In article <407nm3$b69 at newsbf02.news.aol.com>, edesutton at aol.com (EdESutton) writes:
> I am searching for information on what I believe is a parasite I have
> found growing in fish I have caught in clear-water streamsm in the
> South-Western corner of Missouri. These parasites(if that's what they
> are) are found in the flesh of the fish, usually growing just beneath the
> skin, and resemble small yellowish-tinted maggots. The skin of these fish
> is sometimes disclored a little directly above the locations where these
> parasites are growing. Initially I though they might be small fatty
> deposits in the fish flesh, but I have dug them out and they are alive and
> they wiggle around like little grub-looking-things. The fish species I
> most often find them in is small mouth bass.
>> I apologize in advance if this is not the proper place to post such a
> message.

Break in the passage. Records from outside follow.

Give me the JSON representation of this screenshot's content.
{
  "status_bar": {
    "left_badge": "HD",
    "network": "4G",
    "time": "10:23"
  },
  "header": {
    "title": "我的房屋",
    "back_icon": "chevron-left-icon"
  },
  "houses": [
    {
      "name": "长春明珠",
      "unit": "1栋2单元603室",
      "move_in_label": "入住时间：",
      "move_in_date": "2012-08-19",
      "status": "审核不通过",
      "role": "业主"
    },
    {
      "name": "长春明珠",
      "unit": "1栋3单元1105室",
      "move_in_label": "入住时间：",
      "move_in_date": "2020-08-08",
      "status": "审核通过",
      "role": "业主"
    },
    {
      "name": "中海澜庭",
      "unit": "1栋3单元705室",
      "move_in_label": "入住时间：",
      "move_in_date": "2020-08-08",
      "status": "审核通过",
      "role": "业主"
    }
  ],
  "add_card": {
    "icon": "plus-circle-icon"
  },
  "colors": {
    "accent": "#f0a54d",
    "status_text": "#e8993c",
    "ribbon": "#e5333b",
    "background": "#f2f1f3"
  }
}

However, I was hoping someone might be able to point me in the
> right direction to find this information.
It is difficult to say exactly what your parasite is without actually seeing a
specimen, but your description is detailed enough to make me think that you

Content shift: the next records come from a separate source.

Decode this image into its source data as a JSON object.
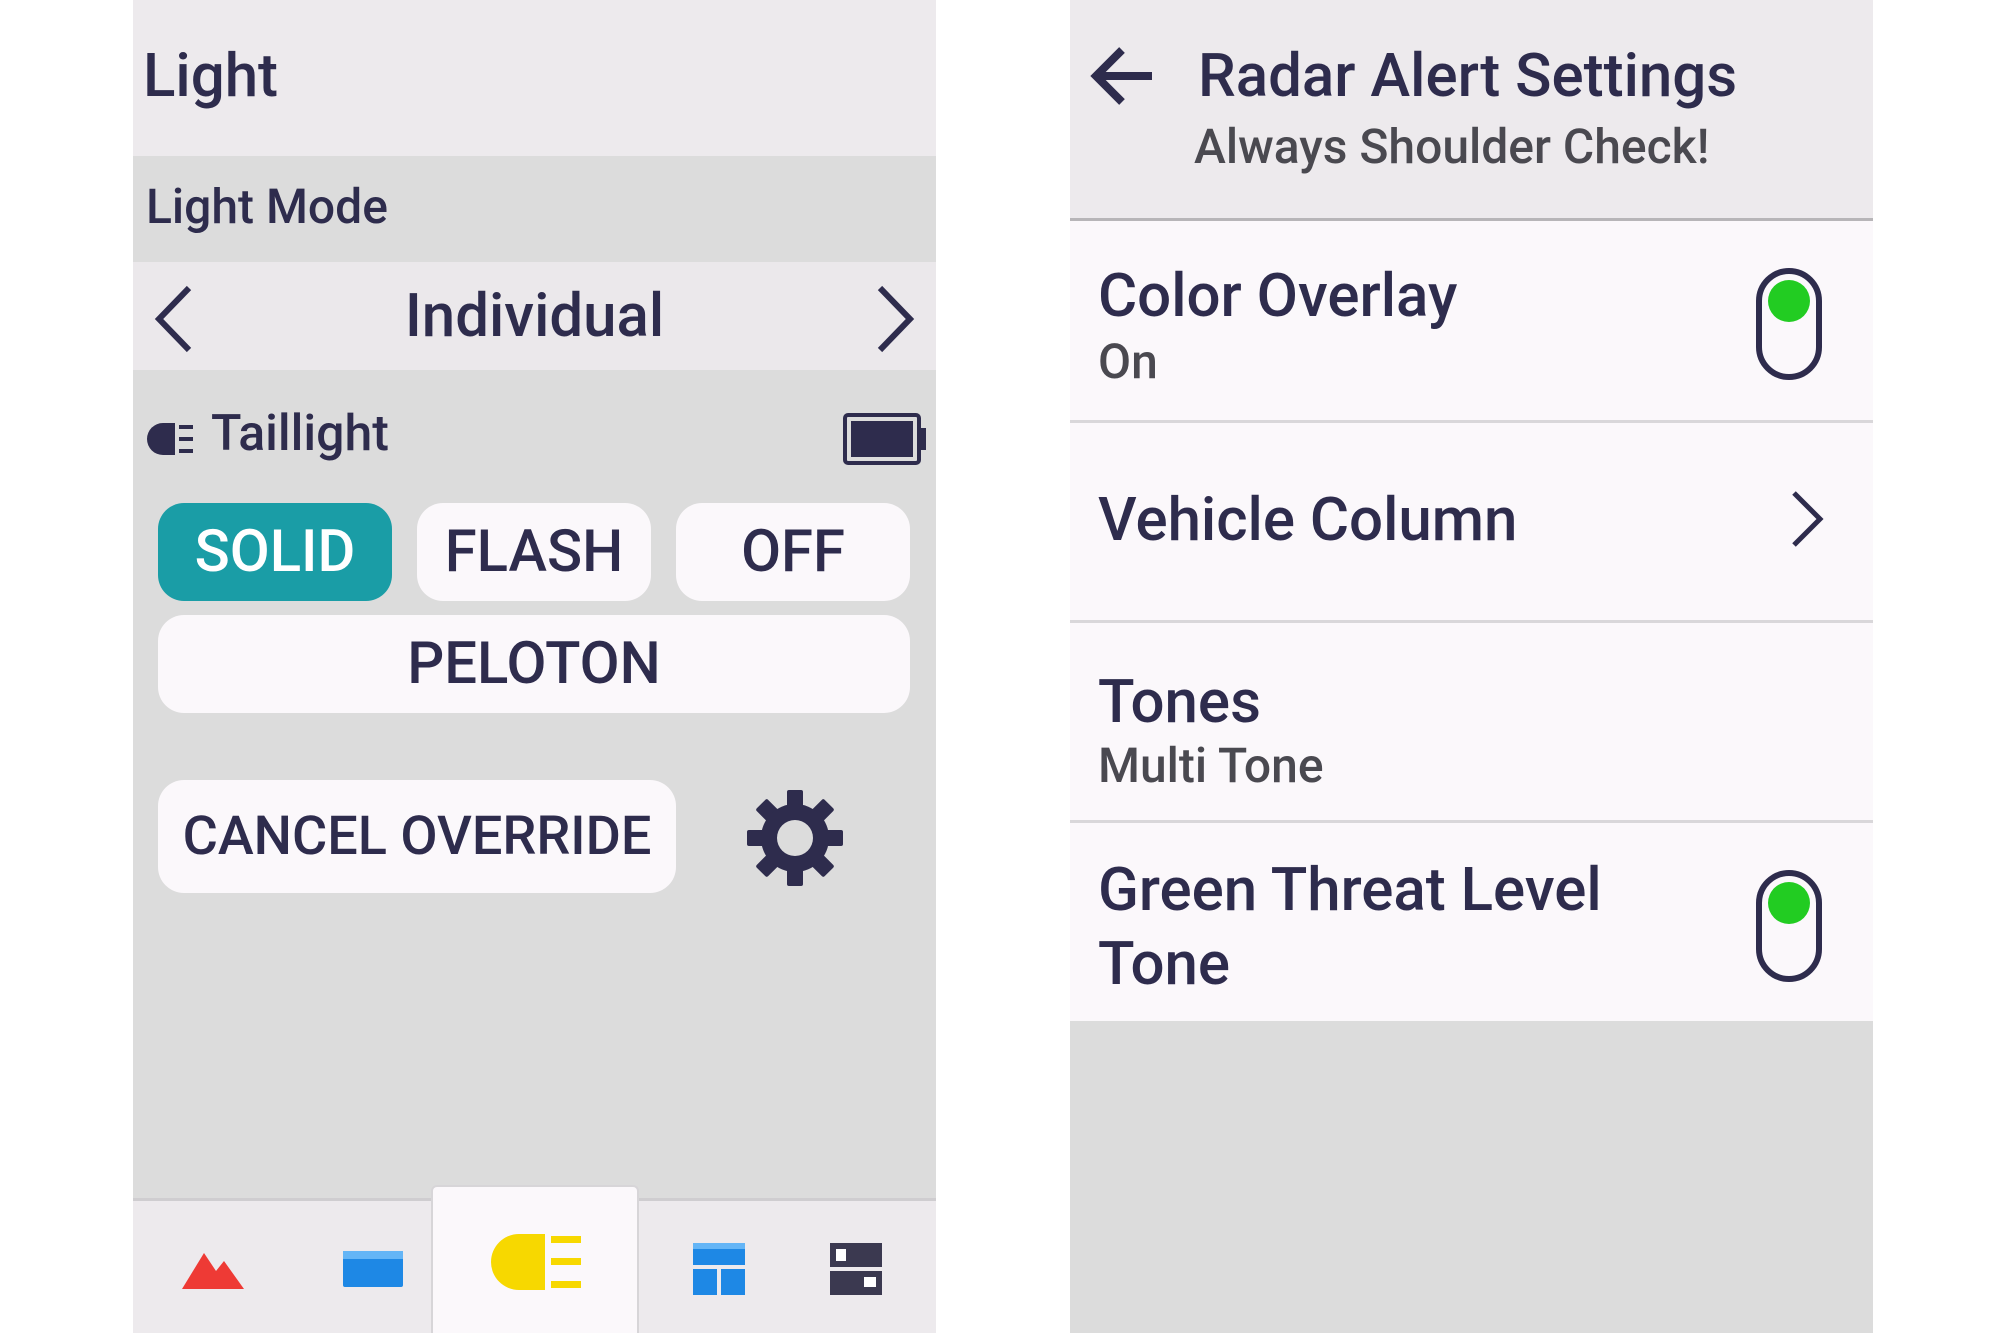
{
  "left": {
    "title": "Light",
    "section_label": "Light Mode",
    "mode_value": "Individual",
    "light_name": "Taillight",
    "buttons": {
      "solid": "SOLID",
      "flash": "FLASH",
      "off": "OFF",
      "peloton": "PELOTON",
      "cancel": "CANCEL OVERRIDE"
    },
    "active_mode": "SOLID",
    "icons": [
      "mountain-icon",
      "card-icon",
      "light-icon",
      "dashboard-icon",
      "device-icon",
      "gear-icon",
      "battery-icon"
    ],
    "colors": {
      "accent": "#1a9da6",
      "text": "#2e2c4d"
    }
  },
  "right": {
    "title": "Radar Alert Settings",
    "subtitle": "Always Shoulder Check!",
    "items": [
      {
        "title": "Color Overlay",
        "subtitle": "On",
        "toggle": true
      },
      {
        "title": "Vehicle Column"
      },
      {
        "title": "Tones",
        "subtitle": "Multi Tone"
      },
      {
        "title_line1": "Green Threat Level",
        "title_line2": "Tone",
        "toggle": true
      }
    ],
    "colors": {
      "toggle_on": "#22cc22"
    }
  }
}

have encountered a type of flatworm parasite called a fluke. In fact, the
particular fluke that you have found is probably one called "the yellow grub"
and belongs to the genus Clinostomum. If this is the case, then you might be
interested in the following information concerning this fluke. It has a three
host life cycle involving a snail, a fish, and a fish-eating bird. The
parasites are released from the snail as a juvenile stage that is so small that
they are not visible without using a microscope. These parasites swim from the
snail and if they encounter a fish they burrow into the flesh and form a thin
cyst wall around themselves. In time they grow to the size that you observed.
Probably in the process of removing them from the fish you ruptured the cyst
wall and observed the fluke writhing actively. Although the parasite has grown
in the fish, it is still a juvenile, not sexually mature. To reach sexual
maturity, the parasite must develop in a bird, and herons (which eat fish) are
probably the host in which this maturation occurs. These sexually mature worms
produce eggs which leaves the heron via the feces. If the tiny little parasite
in the egg hatches and encounters a snail, then the snail becomes infected,
thus completing the three host life cycle.
Since humans are not a suitable host for this yellow grub, there is no danger
of becoming infected from this particular parasite. Besides, cooking the fish
kills the parasite, giving you double protection. So, as you are fishing,
enjoy the marvelous biological events that are occuring around you, and by all
means enjoy your smallmouth bass dinner. Welcome to the wonderful world of
If you have any follow-up questions, please contact me at the address below.
Southeastern Louisiana University
wffont at selu.edu